[Excerpts from an interface dataset]
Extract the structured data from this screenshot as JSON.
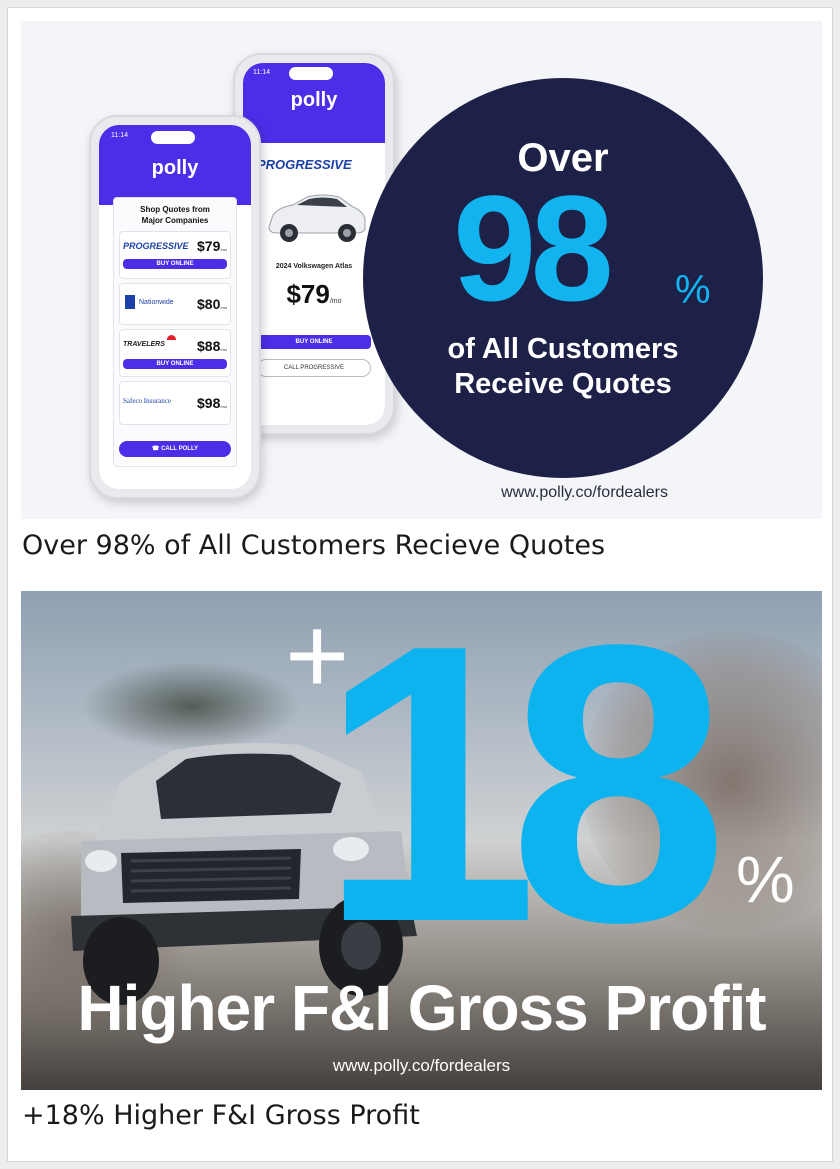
{
  "card1": {
    "phone_back": {
      "time": "11:14",
      "logo": "polly",
      "brand": "PROGRESSIVE",
      "car_name": "2024 Volkswagen Atlas",
      "price": "$79",
      "price_unit": "/mo",
      "buy_button": "BUY ONLINE",
      "call_button": "CALL PROGRESSIVE"
    },
    "phone_front": {
      "time": "11:14",
      "logo": "polly",
      "heading_line1": "Shop Quotes from",
      "heading_line2": "Major Companies",
      "quotes": [
        {
          "brand": "PROGRESSIVE",
          "price": "$79",
          "unit": "/mo",
          "button": "BUY ONLINE"
        },
        {
          "brand": "Nationwide",
          "price": "$80",
          "unit": "/mo",
          "button": ""
        },
        {
          "brand": "TRAVELERS",
          "price": "$88",
          "unit": "/mo",
          "button": "BUY ONLINE"
        },
        {
          "brand": "Safeco Insurance",
          "price": "$98",
          "unit": "/mo",
          "button": ""
        }
      ],
      "call_button": "CALL POLLY"
    },
    "badge": {
      "over": "Over",
      "number": "98",
      "percent": "%",
      "line1": "of All Customers",
      "line2": "Receive Quotes"
    },
    "url": "www.polly.co/fordealers"
  },
  "caption1": "Over 98% of All Customers Recieve Quotes",
  "card2": {
    "plus": "+",
    "number": "18",
    "percent": "%",
    "headline": "Higher F&I Gross Profit",
    "url": "www.polly.co/fordealers"
  },
  "caption2": "+18% Higher F&I Gross Profit",
  "colors": {
    "polly_purple": "#4b2ee8",
    "navy": "#1e2147",
    "cyan": "#12b4f0"
  }
}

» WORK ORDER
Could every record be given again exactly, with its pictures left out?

» SOLUTION BELOW
Extract the structured data from this screenshot as JSON.
{
  "card1": {
    "phone_back": {
      "time": "11:14",
      "logo": "polly",
      "brand": "PROGRESSIVE",
      "car_name": "2024 Volkswagen Atlas",
      "price": "$79",
      "price_unit": "/mo",
      "buy_button": "BUY ONLINE",
      "call_button": "CALL PROGRESSIVE"
    },
    "phone_front": {
      "time": "11:14",
      "logo": "polly",
      "heading_line1": "Shop Quotes from",
      "heading_line2": "Major Companies",
      "quotes": [
        {
          "brand": "PROGRESSIVE",
          "price": "$79",
          "unit": "/mo",
          "button": "BUY ONLINE"
        },
        {
          "brand": "Nationwide",
          "price": "$80",
          "unit": "/mo",
          "button": ""
        },
        {
          "brand": "TRAVELERS",
          "price": "$88",
          "unit": "/mo",
          "button": "BUY ONLINE"
        },
        {
          "brand": "Safeco Insurance",
          "price": "$98",
          "unit": "/mo",
          "button": ""
        }
      ],
      "call_button": "CALL POLLY"
    },
    "badge": {
      "over": "Over",
      "number": "98",
      "percent": "%",
      "line1": "of All Customers",
      "line2": "Receive Quotes"
    },
    "url": "www.polly.co/fordealers"
  },
  "caption1": "Over 98% of All Customers Recieve Quotes",
  "card2": {
    "plus": "+",
    "number": "18",
    "percent": "%",
    "headline": "Higher F&I Gross Profit",
    "url": "www.polly.co/fordealers"
  },
  "caption2": "+18% Higher F&I Gross Profit",
  "colors": {
    "polly_purple": "#4b2ee8",
    "navy": "#1e2147",
    "cyan": "#12b4f0"
  }
}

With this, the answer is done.